How many lines in the data below have the string "METV"? Reply with the number alone.

**** Data for this task ****

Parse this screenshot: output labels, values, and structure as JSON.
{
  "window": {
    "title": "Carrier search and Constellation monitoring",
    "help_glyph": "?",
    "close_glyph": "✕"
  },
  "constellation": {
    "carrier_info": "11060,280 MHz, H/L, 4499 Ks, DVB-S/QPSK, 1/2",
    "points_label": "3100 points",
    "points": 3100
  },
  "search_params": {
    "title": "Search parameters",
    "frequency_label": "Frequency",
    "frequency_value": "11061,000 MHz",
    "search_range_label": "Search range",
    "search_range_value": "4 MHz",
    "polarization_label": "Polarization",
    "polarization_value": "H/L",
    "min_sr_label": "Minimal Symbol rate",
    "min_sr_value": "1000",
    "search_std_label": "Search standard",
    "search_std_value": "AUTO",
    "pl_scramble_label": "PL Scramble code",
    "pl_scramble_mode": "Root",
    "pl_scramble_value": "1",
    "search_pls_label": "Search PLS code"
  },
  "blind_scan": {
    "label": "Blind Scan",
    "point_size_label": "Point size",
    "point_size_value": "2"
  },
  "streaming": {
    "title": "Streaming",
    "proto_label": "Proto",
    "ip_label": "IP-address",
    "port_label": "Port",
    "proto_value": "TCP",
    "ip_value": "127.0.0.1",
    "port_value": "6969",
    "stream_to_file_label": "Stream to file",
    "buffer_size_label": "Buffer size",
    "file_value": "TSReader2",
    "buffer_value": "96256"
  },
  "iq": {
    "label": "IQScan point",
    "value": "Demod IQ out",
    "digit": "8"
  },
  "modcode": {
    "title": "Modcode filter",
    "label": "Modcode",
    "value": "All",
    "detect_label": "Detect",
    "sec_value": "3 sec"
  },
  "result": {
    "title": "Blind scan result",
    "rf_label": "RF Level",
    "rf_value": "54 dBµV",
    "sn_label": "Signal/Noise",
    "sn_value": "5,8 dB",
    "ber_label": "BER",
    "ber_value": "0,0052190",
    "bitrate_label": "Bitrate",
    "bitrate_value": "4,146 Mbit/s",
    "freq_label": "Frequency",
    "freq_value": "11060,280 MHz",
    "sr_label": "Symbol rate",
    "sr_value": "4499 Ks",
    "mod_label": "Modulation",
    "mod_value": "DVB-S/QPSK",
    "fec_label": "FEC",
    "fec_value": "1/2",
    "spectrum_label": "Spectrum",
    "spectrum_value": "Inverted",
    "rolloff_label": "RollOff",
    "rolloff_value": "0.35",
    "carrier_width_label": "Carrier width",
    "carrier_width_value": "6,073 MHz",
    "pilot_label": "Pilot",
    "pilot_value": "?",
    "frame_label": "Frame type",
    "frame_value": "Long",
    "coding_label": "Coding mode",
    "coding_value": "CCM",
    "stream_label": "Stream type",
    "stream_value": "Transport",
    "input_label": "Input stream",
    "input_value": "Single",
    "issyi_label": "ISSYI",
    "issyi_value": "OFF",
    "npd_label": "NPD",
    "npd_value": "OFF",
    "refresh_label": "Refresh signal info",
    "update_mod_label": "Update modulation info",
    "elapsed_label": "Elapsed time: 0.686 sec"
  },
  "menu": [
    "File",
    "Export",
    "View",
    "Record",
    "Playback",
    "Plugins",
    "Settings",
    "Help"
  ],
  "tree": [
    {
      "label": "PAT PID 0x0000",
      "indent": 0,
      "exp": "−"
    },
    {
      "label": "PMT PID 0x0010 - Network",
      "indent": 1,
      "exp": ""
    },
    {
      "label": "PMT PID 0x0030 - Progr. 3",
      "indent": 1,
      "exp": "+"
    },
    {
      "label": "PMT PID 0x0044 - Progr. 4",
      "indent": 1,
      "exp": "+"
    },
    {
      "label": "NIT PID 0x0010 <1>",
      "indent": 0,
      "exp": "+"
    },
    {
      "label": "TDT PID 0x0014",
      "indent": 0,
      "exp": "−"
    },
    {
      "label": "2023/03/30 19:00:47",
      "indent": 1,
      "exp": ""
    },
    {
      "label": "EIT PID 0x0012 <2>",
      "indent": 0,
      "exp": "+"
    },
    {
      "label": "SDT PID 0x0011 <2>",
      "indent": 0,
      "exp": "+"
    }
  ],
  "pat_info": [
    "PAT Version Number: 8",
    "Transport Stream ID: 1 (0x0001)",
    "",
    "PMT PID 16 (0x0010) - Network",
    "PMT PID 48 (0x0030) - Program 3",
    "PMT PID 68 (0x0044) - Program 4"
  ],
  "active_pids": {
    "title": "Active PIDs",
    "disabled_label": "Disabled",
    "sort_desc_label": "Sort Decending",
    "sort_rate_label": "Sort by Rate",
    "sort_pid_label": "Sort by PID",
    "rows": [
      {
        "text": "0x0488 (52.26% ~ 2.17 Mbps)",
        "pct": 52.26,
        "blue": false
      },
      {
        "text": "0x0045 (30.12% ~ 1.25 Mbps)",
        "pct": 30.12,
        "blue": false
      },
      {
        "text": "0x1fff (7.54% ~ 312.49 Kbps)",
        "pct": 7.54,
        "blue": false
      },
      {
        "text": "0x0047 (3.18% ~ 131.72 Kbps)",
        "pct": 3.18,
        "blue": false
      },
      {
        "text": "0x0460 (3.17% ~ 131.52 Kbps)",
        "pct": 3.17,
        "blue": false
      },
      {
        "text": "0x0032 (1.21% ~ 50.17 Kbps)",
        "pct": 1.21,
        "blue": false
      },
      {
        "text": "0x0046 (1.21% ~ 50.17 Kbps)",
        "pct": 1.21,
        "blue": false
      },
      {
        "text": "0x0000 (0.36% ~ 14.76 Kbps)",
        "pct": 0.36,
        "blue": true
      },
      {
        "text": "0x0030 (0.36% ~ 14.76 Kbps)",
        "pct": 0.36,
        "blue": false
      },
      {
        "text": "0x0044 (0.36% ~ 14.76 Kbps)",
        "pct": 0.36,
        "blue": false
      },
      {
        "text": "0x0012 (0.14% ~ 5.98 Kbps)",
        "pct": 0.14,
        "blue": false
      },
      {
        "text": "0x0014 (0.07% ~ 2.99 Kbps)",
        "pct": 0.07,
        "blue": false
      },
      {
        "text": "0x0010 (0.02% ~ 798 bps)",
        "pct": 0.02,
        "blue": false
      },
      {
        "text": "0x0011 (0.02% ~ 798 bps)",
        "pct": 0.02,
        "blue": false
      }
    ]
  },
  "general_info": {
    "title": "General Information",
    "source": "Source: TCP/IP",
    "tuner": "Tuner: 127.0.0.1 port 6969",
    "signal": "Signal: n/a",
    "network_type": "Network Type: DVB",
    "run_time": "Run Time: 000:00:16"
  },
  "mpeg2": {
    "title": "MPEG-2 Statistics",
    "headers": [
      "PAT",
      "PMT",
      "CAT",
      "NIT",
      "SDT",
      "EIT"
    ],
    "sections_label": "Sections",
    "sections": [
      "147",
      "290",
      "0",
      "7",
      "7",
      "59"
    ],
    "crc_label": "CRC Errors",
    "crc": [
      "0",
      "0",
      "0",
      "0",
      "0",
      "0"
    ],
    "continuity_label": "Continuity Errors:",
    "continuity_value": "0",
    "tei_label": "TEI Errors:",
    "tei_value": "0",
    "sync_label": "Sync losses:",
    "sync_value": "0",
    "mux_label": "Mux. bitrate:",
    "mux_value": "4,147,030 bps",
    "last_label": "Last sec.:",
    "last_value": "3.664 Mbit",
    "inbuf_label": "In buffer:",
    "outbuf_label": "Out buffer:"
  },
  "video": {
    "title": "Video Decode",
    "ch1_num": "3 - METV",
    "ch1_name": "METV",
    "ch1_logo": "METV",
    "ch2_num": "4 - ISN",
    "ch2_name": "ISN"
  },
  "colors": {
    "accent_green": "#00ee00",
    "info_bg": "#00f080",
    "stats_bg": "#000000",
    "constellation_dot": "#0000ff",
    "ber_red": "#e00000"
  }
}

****

Solution: 3